The head of the Army has said he believes most of the cutbacks to its numbers are "now behind us", but warned against further restructuring after the next general election.
General Sir Peter Wall said the Army struggled to recruit during the coalition's swingeing defence cuts, but he is confident its new model "will endure".
His comments came after a former head of the Royal Navy said government cuts to the fleet had gone too far and were a "national disgrace".
Lord West of Spithead, a former first sea lord, said the coalition had not just cut to the bone but "into the bone", and insisted the UK had been left with too few ships to escort naval convoys.
He told the BBC's Andrew Marr Show that in today's "very dangerous and chaotic world" the depth of cutbacks needed to be reconsidered.
The Labour peer also claimed the possibility of Scottish independence posed the greatest security and defence threat to the UK.
The Government is cutting the regular Army from 102,000 to 82,000 by 2020, while the newly-renamed Army Reserve - formerly the Territorial Army - is being expanded from 19,000 to 30,000.
The cuts have had a major impact on the Navy, which has been left without an operational aircraft carrier until 2020 and a fleet of just 19 frigates and destroyers.
Writing in the Daily Telegraph, Sir Peter, Chief of the General Staff, praised today's "warrior generation" that has fought in Afghanistan, saying it was linked to those men who fought in the D-Day landings 70 years ago by the quality of its soldiers and a shared "professional ethos".
But he said that the Army still "needs well-trained, well-equipped units with committed soldiers ready to deploy at short notice, who can adapt quickly and intelligently to unforeseen situations".

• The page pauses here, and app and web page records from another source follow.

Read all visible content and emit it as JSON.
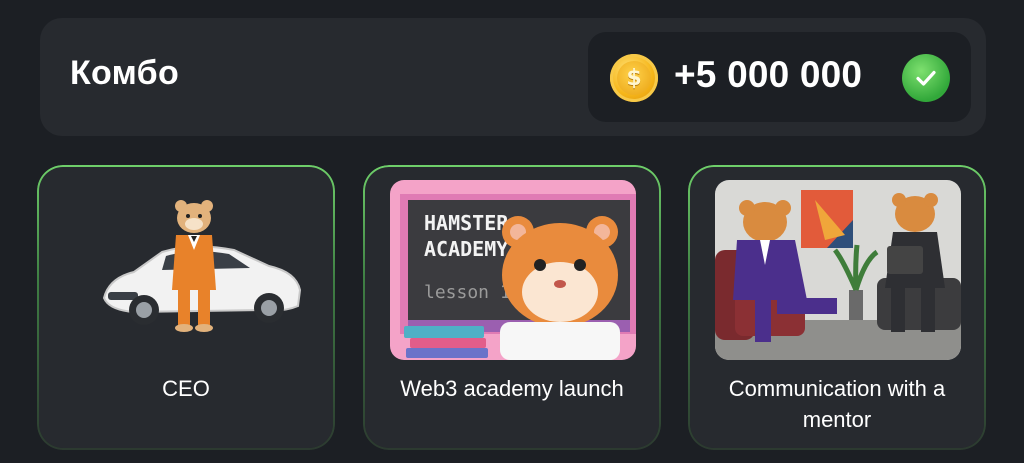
{
  "combo": {
    "title": "Комбо",
    "reward": "+5 000 000",
    "coin_icon": "coin-icon",
    "check_icon": "check-icon",
    "coin_symbol": "$"
  },
  "cards": [
    {
      "label": "CEO",
      "image": "hamster-ceo-with-car"
    },
    {
      "label": "Web3 academy launch",
      "image": "hamster-academy-lesson",
      "board_lines": [
        "HAMSTER",
        "ACADEMY",
        "lesson 1"
      ]
    },
    {
      "label": "Communication with a mentor",
      "image": "hamsters-mentor-meeting"
    }
  ],
  "colors": {
    "background": "#1c1f24",
    "panel": "#272a2f",
    "accent_green": "#6fcf6a",
    "coin_gold": "#f6b619"
  }
}
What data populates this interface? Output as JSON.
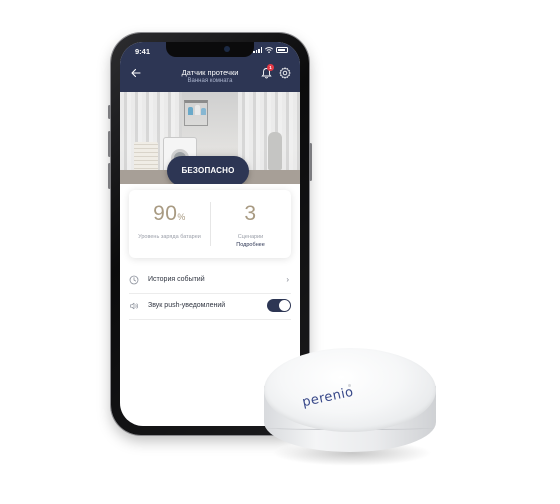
{
  "status_bar": {
    "time": "9:41"
  },
  "header": {
    "title": "Датчик протечки",
    "subtitle": "Ванная комната",
    "notification_count": "1"
  },
  "hero": {
    "status_label": "БЕЗОПАСНО"
  },
  "stats": {
    "battery": {
      "value": "90",
      "unit": "%",
      "label": "Уровень заряда батареи"
    },
    "scenarios": {
      "value": "3",
      "label": "Сценарии",
      "link": "Подробнее"
    }
  },
  "menu": {
    "event_history": {
      "label": "История событий",
      "chevron": "›"
    },
    "push_sound": {
      "label": "Звук push-уведомлений",
      "enabled": true
    }
  },
  "device": {
    "brand": "perenio"
  },
  "colors": {
    "brand_navy": "#2d3654",
    "stat_value": "#a89a82",
    "badge_red": "#e53946"
  },
  "icons": [
    "back-arrow-icon",
    "bell-icon",
    "gear-icon",
    "clock-icon",
    "speaker-icon",
    "chevron-right-icon"
  ]
}
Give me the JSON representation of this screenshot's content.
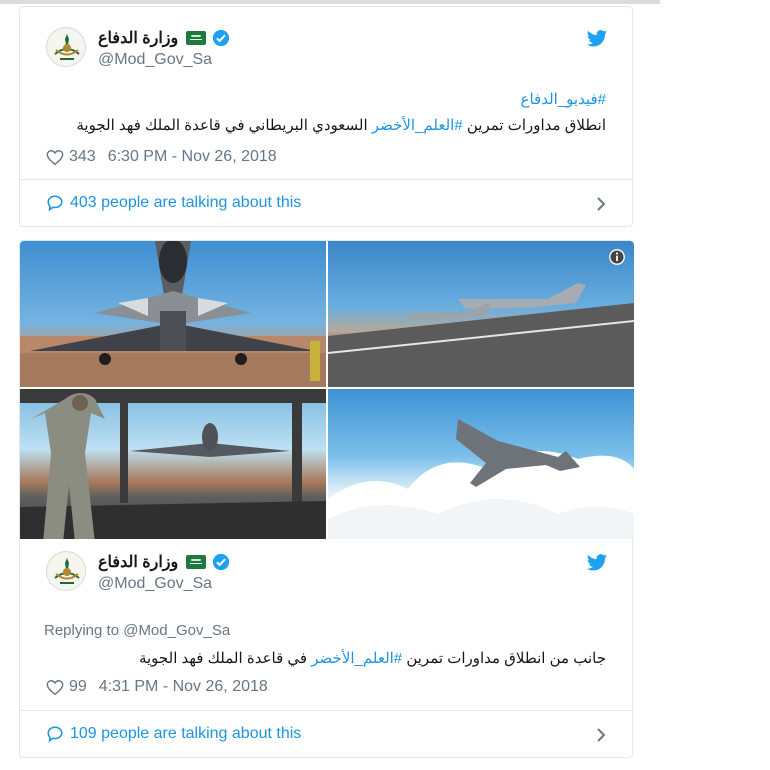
{
  "account": {
    "display_name": "وزارة الدفاع",
    "handle": "@Mod_Gov_Sa"
  },
  "tweet1": {
    "hashtag_line": "#فيديو_الدفاع",
    "text_before": "انطلاق مداورات تمرين ",
    "hashtag": "#العلم_الأخضر",
    "text_after": " السعودي البريطاني في قاعدة الملك فهد الجوية",
    "likes": "343",
    "timestamp": "6:30 PM - Nov 26, 2018",
    "talking": "403 people are talking about this"
  },
  "tweet2": {
    "replying_to": "Replying to @Mod_Gov_Sa",
    "text_before": "جانب من انطلاق مداورات تمرين ",
    "hashtag": "#العلم_الأخضر",
    "text_after": " في قاعدة الملك فهد الجوية",
    "likes": "99",
    "timestamp": "4:31 PM - Nov 26, 2018",
    "talking": "109 people are talking about this"
  },
  "colors": {
    "link_blue": "#1b95e0",
    "meta_gray": "#657786",
    "border": "#e1e8ed"
  },
  "icons": [
    "verified-icon",
    "saudi-flag-icon",
    "twitter-bird-icon",
    "heart-icon",
    "comment-bubble-icon",
    "chevron-right-icon",
    "info-icon"
  ]
}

"Such forces afford the Government genuine choices in a crisis," he said.
Sir Peter said that recruiting talented soldiers was a challenge, especially while the Army was reducing in size.
He said: "Our recruiting message gets diluted by the sense of change and we also face increased competition for the brightest and best in a recovering employment market.
"Most of the structural change for our new model, Army 2020, is behind us and I am confident the model will endure.
"As our Secretary of State has said, this smaller Army will be properly equipped and trained to be effective in supporting the nation's interests."